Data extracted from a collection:
-------
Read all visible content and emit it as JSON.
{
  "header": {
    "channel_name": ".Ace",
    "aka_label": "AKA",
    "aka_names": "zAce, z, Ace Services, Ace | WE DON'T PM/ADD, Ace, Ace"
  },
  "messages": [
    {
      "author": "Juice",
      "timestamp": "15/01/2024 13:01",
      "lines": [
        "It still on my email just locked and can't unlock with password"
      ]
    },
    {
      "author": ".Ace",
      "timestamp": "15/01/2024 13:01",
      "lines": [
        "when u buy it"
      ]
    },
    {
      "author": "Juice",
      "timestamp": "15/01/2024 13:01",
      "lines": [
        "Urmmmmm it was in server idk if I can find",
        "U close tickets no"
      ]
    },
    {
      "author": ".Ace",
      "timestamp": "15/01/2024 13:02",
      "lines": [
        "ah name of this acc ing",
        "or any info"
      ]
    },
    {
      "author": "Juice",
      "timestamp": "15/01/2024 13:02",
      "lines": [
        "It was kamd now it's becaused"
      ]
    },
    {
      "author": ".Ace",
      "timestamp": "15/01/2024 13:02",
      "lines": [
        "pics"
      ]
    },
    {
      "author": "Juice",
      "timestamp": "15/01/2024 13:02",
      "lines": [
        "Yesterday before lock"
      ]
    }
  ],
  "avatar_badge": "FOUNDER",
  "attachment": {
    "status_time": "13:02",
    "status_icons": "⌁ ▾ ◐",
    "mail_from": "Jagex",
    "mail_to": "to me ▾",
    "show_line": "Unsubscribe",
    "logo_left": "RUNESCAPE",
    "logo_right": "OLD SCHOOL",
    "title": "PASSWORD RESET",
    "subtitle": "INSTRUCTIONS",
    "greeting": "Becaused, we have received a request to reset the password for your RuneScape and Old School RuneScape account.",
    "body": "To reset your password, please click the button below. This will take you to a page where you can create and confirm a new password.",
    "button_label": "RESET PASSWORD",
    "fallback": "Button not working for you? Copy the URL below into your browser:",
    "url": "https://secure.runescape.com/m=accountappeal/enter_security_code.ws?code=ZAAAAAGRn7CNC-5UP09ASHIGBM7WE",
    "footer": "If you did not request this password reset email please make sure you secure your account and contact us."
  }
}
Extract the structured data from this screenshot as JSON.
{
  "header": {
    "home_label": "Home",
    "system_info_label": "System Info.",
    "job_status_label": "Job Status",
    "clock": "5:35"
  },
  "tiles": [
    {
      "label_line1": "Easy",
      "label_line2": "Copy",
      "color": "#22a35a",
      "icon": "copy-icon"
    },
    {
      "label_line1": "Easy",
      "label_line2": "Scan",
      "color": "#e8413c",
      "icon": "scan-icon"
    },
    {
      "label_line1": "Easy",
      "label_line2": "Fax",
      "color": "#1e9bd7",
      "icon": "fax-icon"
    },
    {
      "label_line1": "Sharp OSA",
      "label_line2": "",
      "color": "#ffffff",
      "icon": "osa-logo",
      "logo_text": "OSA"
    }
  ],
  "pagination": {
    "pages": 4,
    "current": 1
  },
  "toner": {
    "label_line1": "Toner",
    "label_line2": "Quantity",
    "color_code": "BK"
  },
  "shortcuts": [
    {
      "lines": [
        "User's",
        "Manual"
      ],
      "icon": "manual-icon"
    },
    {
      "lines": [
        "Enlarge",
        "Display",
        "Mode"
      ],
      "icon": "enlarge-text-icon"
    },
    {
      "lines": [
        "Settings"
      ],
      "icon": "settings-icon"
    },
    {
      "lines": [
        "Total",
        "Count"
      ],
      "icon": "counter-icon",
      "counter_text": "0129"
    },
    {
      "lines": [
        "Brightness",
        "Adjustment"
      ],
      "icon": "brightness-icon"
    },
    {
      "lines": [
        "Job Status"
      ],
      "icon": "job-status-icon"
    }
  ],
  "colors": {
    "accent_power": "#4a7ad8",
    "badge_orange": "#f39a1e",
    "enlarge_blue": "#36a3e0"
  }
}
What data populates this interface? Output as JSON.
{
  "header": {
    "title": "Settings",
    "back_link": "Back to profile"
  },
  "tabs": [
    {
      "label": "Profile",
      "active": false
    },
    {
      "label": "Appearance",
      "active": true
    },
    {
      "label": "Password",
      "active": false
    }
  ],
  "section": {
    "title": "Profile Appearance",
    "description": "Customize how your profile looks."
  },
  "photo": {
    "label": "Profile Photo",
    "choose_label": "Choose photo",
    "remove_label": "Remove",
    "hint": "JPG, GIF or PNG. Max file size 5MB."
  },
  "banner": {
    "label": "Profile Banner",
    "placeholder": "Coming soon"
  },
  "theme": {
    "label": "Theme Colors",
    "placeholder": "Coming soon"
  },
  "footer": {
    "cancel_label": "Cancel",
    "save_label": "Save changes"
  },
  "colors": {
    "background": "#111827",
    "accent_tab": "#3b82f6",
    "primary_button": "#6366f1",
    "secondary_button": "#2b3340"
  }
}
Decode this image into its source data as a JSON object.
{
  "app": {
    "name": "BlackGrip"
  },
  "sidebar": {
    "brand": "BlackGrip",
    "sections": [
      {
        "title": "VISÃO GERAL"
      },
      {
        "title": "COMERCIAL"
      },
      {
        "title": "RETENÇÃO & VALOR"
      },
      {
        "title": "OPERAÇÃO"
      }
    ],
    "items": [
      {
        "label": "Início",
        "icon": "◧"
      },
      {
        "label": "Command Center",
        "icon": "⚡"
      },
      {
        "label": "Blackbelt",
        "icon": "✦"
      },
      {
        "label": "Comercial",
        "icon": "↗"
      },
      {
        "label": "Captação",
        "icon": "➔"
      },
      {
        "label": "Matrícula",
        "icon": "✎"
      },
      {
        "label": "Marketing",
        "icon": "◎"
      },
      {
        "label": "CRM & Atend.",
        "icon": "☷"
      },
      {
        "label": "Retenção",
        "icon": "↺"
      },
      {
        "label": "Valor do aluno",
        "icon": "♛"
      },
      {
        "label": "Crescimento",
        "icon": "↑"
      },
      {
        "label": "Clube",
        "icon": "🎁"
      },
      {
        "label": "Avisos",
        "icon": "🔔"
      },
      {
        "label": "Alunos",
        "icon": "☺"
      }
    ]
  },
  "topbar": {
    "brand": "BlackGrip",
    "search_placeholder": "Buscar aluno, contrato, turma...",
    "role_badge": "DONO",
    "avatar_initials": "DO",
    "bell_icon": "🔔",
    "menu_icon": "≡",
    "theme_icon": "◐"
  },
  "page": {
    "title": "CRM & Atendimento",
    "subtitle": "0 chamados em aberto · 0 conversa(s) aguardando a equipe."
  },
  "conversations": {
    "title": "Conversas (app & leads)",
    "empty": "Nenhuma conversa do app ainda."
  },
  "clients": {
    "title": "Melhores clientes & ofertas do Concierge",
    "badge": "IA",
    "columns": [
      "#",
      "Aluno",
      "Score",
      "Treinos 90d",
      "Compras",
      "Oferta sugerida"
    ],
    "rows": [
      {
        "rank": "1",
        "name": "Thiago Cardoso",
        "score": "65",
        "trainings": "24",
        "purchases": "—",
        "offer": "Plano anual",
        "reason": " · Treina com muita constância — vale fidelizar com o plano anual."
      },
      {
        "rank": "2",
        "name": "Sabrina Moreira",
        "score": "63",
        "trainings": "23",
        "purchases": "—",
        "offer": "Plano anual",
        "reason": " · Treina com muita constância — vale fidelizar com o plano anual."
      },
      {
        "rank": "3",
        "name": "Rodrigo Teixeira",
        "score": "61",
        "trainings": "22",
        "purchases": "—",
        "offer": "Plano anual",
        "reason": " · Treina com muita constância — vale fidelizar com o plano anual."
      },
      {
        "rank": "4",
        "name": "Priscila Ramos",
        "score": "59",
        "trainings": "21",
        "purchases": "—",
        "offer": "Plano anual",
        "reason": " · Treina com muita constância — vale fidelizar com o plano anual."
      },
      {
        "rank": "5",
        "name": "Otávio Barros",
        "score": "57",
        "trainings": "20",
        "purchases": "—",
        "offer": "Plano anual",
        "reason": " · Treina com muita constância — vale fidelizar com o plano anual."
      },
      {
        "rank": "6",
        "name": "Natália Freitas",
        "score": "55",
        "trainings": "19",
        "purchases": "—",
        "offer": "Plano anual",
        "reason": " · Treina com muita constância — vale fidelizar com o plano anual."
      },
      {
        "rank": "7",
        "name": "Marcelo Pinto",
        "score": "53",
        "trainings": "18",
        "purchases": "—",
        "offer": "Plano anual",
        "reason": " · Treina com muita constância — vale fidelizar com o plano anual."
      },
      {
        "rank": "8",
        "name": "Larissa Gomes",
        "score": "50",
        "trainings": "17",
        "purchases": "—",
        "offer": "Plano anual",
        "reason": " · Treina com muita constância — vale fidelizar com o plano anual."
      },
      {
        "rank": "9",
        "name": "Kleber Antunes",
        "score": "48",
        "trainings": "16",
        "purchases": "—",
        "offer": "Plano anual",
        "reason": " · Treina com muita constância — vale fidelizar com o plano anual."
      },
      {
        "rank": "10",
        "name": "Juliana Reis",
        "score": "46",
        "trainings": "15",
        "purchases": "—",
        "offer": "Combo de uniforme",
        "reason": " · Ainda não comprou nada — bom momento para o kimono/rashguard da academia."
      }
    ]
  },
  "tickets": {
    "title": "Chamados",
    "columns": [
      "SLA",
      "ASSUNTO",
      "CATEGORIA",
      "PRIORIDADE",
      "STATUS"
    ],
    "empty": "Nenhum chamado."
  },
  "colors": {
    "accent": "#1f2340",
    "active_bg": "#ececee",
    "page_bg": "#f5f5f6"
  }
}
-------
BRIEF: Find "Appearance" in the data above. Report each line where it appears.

WRITTEN SOLUTION:
      "label": "Appearance",
    "title": "Profile Appearance",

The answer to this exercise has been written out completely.